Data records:
Content starts

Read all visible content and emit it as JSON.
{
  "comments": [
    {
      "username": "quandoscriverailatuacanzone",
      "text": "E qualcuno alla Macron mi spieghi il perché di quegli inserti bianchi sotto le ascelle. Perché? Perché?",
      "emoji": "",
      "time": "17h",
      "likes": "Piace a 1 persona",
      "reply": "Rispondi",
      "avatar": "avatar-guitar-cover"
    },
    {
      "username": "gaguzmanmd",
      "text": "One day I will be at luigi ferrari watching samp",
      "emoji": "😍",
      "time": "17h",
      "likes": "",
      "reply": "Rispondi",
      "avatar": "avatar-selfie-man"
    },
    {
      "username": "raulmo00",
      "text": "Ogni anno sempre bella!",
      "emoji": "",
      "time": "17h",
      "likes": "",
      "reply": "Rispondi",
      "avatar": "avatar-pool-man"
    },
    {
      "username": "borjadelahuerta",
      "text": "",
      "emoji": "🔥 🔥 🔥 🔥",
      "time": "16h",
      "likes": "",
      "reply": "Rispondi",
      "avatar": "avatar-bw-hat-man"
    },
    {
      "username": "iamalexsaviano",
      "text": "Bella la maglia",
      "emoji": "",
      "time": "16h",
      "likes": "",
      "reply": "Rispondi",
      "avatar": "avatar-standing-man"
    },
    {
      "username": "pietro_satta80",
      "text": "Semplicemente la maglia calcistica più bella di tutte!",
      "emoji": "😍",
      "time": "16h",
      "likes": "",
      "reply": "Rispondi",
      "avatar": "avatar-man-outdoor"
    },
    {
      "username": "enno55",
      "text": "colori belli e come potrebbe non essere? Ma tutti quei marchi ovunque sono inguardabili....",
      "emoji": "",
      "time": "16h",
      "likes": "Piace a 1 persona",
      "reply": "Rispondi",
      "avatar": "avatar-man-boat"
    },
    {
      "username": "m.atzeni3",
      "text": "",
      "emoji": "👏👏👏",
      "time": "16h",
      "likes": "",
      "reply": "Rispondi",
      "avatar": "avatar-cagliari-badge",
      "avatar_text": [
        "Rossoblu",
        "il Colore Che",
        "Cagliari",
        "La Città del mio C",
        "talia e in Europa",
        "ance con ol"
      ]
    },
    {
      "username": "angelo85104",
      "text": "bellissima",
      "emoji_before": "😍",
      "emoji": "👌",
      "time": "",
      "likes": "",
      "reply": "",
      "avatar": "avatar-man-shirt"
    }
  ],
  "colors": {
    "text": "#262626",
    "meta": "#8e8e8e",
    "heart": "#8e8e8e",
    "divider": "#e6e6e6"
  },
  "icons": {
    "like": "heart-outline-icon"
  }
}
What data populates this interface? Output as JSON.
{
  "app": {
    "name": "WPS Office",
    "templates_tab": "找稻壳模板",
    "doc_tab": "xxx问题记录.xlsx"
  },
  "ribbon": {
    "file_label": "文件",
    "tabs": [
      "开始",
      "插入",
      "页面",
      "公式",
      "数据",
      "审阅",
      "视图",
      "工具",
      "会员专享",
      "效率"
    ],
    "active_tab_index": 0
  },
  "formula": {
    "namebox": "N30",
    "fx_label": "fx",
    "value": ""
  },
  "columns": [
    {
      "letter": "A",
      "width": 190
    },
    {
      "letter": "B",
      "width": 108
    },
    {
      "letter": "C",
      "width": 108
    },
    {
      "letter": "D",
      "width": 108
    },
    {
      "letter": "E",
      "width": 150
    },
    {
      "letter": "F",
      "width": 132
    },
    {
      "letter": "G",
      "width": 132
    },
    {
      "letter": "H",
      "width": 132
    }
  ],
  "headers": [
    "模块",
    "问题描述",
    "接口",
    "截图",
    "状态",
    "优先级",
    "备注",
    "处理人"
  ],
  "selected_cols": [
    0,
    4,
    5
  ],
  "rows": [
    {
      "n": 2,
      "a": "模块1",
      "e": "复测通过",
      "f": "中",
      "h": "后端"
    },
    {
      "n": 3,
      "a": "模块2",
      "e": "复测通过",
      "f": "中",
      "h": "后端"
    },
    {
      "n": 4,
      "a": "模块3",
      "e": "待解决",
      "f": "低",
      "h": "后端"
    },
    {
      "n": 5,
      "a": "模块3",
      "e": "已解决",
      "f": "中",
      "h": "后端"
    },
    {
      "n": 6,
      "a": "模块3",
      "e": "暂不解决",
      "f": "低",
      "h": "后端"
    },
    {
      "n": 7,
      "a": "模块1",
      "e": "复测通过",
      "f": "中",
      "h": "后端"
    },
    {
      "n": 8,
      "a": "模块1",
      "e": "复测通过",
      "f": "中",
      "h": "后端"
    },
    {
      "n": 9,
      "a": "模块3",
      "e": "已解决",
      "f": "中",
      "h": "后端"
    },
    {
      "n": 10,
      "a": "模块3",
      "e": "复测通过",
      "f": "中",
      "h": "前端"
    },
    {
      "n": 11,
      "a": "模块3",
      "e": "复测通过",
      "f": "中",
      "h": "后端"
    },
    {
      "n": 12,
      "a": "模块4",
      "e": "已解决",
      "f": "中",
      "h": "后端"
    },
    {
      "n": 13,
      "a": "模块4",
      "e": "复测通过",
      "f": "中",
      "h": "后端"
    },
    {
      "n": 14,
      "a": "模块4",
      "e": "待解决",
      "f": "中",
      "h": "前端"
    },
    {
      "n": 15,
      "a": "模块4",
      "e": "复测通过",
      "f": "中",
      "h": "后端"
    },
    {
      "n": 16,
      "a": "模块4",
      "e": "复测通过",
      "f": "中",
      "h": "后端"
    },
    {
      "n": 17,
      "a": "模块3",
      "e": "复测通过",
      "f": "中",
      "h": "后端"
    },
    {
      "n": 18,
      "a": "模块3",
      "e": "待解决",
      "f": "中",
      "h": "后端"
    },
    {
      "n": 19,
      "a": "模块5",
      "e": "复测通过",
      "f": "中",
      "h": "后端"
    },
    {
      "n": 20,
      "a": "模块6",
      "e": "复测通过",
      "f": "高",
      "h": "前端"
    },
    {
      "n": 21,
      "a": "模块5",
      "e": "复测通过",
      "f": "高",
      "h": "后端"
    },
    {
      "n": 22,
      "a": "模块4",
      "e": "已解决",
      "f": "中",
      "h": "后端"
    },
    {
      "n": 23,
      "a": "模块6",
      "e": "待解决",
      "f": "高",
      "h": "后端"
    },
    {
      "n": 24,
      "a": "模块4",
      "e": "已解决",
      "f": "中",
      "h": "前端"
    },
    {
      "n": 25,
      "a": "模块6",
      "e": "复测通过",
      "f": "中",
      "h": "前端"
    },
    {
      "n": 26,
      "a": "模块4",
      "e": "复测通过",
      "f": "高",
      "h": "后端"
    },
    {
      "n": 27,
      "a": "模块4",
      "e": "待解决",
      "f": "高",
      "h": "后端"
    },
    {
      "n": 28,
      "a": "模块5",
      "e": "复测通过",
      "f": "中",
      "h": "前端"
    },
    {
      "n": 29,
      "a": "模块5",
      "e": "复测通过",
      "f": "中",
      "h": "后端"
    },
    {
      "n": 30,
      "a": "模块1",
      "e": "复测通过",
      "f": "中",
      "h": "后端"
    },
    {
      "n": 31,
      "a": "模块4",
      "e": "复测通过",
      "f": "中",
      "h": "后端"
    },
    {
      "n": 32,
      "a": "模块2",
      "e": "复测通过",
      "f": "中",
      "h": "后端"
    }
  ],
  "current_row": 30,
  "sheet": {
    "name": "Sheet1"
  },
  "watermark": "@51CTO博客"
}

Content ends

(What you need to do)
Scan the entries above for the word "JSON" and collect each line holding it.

(Task answer)
Read all visible content and emit it as JSON.
What data populates this interface? Output as JSON.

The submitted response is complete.